(Items from a dataset)

Segment Open

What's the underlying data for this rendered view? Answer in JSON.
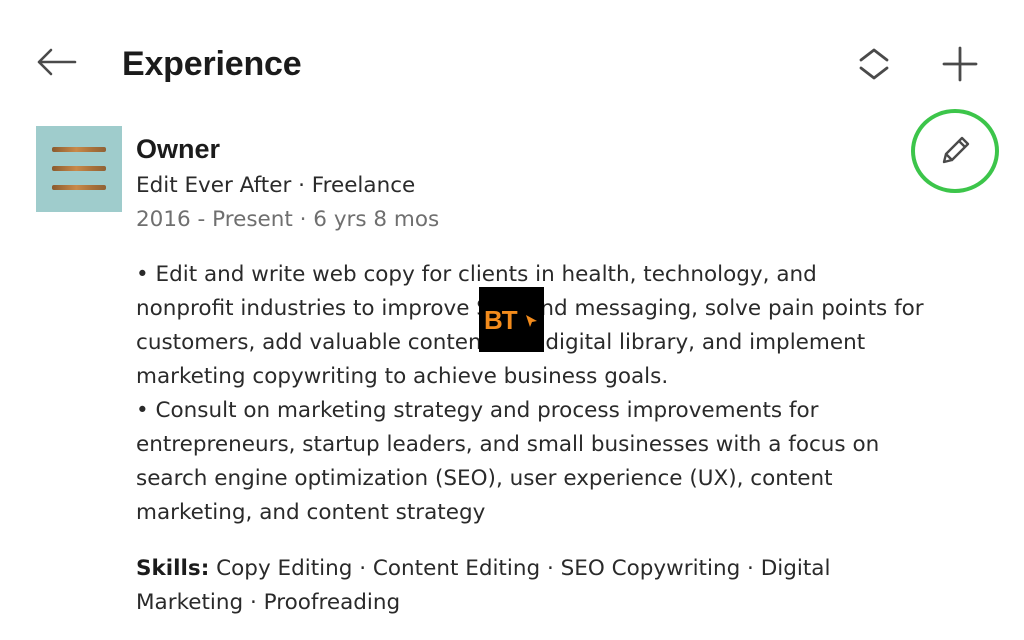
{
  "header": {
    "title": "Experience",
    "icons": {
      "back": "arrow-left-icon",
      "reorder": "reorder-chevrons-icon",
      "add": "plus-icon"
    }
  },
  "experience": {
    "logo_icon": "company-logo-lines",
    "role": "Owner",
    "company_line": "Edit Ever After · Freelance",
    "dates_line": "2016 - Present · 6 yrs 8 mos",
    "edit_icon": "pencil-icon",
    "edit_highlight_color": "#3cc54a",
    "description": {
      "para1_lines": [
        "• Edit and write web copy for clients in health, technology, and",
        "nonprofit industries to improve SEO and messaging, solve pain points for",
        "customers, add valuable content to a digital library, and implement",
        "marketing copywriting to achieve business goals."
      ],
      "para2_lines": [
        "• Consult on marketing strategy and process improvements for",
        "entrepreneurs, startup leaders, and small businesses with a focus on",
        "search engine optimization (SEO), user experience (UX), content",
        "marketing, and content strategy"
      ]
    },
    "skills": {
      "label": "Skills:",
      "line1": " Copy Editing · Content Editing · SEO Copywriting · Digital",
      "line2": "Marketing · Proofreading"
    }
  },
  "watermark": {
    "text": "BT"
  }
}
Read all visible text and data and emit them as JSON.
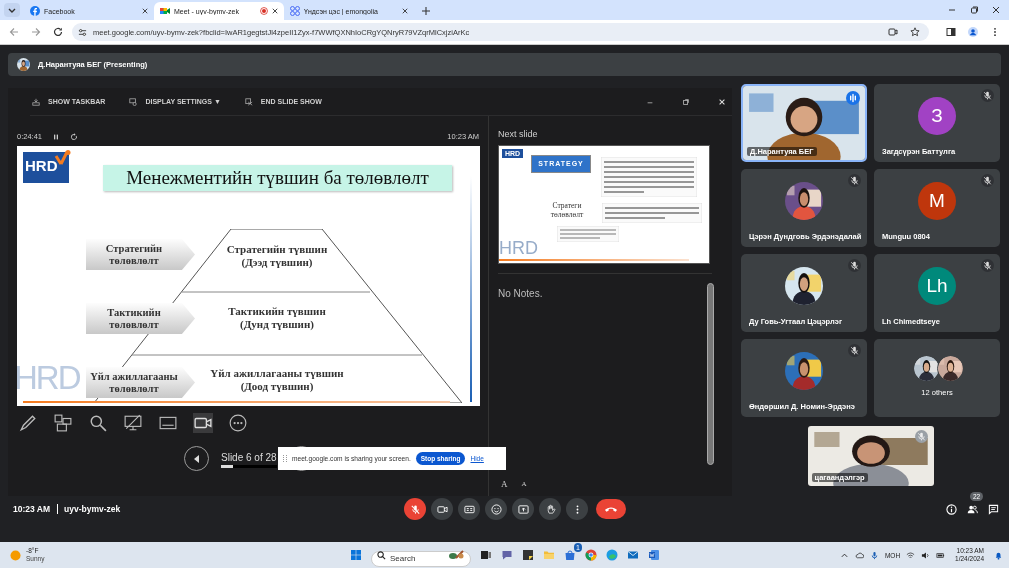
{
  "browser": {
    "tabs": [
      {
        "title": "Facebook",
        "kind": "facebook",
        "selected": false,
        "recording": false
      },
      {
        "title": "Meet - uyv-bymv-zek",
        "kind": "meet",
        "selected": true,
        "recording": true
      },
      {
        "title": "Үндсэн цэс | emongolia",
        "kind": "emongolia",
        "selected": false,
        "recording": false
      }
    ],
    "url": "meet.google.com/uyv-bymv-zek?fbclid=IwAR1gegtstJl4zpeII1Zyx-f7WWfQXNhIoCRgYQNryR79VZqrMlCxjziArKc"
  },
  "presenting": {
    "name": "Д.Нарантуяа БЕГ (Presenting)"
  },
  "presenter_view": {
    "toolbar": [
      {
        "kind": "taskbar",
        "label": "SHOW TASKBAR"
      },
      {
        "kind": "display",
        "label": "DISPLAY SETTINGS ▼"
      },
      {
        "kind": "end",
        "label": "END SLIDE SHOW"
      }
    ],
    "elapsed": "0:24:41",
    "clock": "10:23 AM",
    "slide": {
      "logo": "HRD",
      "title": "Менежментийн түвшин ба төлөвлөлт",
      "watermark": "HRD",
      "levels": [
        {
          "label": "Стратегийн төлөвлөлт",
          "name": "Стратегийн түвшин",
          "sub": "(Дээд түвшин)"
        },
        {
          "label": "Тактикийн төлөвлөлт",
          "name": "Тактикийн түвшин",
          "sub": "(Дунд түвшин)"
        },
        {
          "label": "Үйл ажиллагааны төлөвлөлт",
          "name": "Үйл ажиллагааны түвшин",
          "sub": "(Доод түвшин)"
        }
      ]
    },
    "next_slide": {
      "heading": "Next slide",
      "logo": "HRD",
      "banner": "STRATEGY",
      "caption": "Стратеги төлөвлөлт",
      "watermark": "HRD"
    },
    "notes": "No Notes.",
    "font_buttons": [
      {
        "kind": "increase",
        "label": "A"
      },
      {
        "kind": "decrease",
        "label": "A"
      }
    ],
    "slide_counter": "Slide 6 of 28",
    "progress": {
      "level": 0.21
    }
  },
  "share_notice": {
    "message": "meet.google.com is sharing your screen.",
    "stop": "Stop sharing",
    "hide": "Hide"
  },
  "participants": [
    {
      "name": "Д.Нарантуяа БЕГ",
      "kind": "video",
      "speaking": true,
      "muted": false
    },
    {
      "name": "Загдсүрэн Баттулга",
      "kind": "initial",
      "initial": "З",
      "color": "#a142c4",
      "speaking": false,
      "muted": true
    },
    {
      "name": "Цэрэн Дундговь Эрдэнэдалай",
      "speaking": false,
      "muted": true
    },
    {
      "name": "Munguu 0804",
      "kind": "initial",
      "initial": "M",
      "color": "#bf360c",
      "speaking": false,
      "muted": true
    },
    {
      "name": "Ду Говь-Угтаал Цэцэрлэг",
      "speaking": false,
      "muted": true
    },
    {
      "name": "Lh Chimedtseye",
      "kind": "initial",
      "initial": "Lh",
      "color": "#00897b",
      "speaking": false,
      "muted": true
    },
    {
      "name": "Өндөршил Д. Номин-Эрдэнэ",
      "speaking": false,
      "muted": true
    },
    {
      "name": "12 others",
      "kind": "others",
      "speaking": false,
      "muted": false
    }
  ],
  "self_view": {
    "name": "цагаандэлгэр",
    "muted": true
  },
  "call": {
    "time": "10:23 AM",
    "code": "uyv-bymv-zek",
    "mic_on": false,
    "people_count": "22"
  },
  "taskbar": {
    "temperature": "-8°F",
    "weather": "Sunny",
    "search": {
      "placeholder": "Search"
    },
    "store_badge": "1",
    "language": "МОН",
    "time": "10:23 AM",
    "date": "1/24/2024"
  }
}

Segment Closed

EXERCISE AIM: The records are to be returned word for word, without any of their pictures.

TASK OUTPUT:
What's the underlying data for this rendered view? Answer in JSON.
{
  "header": {
    "title": "Experience",
    "icons": {
      "back": "arrow-left-icon",
      "reorder": "reorder-chevrons-icon",
      "add": "plus-icon"
    }
  },
  "experience": {
    "logo_icon": "company-logo-lines",
    "role": "Owner",
    "company_line": "Edit Ever After · Freelance",
    "dates_line": "2016 - Present · 6 yrs 8 mos",
    "edit_icon": "pencil-icon",
    "edit_highlight_color": "#3cc54a",
    "description": {
      "para1_lines": [
        "• Edit and write web copy for clients in health, technology, and",
        "nonprofit industries to improve SEO and messaging, solve pain points for",
        "customers, add valuable content to a digital library, and implement",
        "marketing copywriting to achieve business goals."
      ],
      "para2_lines": [
        "• Consult on marketing strategy and process improvements for",
        "entrepreneurs, startup leaders, and small businesses with a focus on",
        "search engine optimization (SEO), user experience (UX), content",
        "marketing, and content strategy"
      ]
    },
    "skills": {
      "label": "Skills:",
      "line1": " Copy Editing · Content Editing · SEO Copywriting · Digital",
      "line2": "Marketing · Proofreading"
    }
  },
  "watermark": {
    "text": "BT"
  }
}
Read all visible text and data and emit them as JSON.
{
  "browser": {
    "tabs": [
      {
        "title": "Facebook",
        "kind": "facebook",
        "selected": false,
        "recording": false
      },
      {
        "title": "Meet - uyv-bymv-zek",
        "kind": "meet",
        "selected": true,
        "recording": true
      },
      {
        "title": "Үндсэн цэс | emongolia",
        "kind": "emongolia",
        "selected": false,
        "recording": false
      }
    ],
    "url": "meet.google.com/uyv-bymv-zek?fbclid=IwAR1gegtstJl4zpeII1Zyx-f7WWfQXNhIoCRgYQNryR79VZqrMlCxjziArKc"
  },
  "presenting": {
    "name": "Д.Нарантуяа БЕГ (Presenting)"
  },
  "presenter_view": {
    "toolbar": [
      {
        "kind": "taskbar",
        "label": "SHOW TASKBAR"
      },
      {
        "kind": "display",
        "label": "DISPLAY SETTINGS ▼"
      },
      {
        "kind": "end",
        "label": "END SLIDE SHOW"
      }
    ],
    "elapsed": "0:24:41",
    "clock": "10:23 AM",
    "slide": {
      "logo": "HRD",
      "title": "Менежментийн түвшин ба төлөвлөлт",
      "watermark": "HRD",
      "levels": [
        {
          "label": "Стратегийн төлөвлөлт",
          "name": "Стратегийн түвшин",
          "sub": "(Дээд түвшин)"
        },
        {
          "label": "Тактикийн төлөвлөлт",
          "name": "Тактикийн түвшин",
          "sub": "(Дунд түвшин)"
        },
        {
          "label": "Үйл ажиллагааны төлөвлөлт",
          "name": "Үйл ажиллагааны түвшин",
          "sub": "(Доод түвшин)"
        }
      ]
    },
    "next_slide": {
      "heading": "Next slide",
      "logo": "HRD",
      "banner": "STRATEGY",
      "caption": "Стратеги төлөвлөлт",
      "watermark": "HRD"
    },
    "notes": "No Notes.",
    "font_buttons": [
      {
        "kind": "increase",
        "label": "A"
      },
      {
        "kind": "decrease",
        "label": "A"
      }
    ],
    "slide_counter": "Slide 6 of 28",
    "progress": {
      "level": 0.21
    }
  },
  "share_notice": {
    "message": "meet.google.com is sharing your screen.",
    "stop": "Stop sharing",
    "hide": "Hide"
  },
  "participants": [
    {
      "name": "Д.Нарантуяа БЕГ",
      "kind": "video",
      "speaking": true,
      "muted": false
    },
    {
      "name": "Загдсүрэн Баттулга",
      "kind": "initial",
      "initial": "З",
      "color": "#a142c4",
      "speaking": false,
      "muted": true
    },
    {
      "name": "Цэрэн Дундговь Эрдэнэдалай",
      "speaking": false,
      "muted": true
    },
    {
      "name": "Munguu 0804",
      "kind": "initial",
      "initial": "M",
      "color": "#bf360c",
      "speaking": false,
      "muted": true
    },
    {
      "name": "Ду Говь-Угтаал Цэцэрлэг",
      "speaking": false,
      "muted": true
    },
    {
      "name": "Lh Chimedtseye",
      "kind": "initial",
      "initial": "Lh",
      "color": "#00897b",
      "speaking": false,
      "muted": true
    },
    {
      "name": "Өндөршил Д. Номин-Эрдэнэ",
      "speaking": false,
      "muted": true
    },
    {
      "name": "12 others",
      "kind": "others",
      "speaking": false,
      "muted": false
    }
  ],
  "self_view": {
    "name": "цагаандэлгэр",
    "muted": true
  },
  "call": {
    "time": "10:23 AM",
    "code": "uyv-bymv-zek",
    "mic_on": false,
    "people_count": "22"
  },
  "taskbar": {
    "temperature": "-8°F",
    "weather": "Sunny",
    "search": {
      "placeholder": "Search"
    },
    "store_badge": "1",
    "language": "МОН",
    "time": "10:23 AM",
    "date": "1/24/2024"
  }
}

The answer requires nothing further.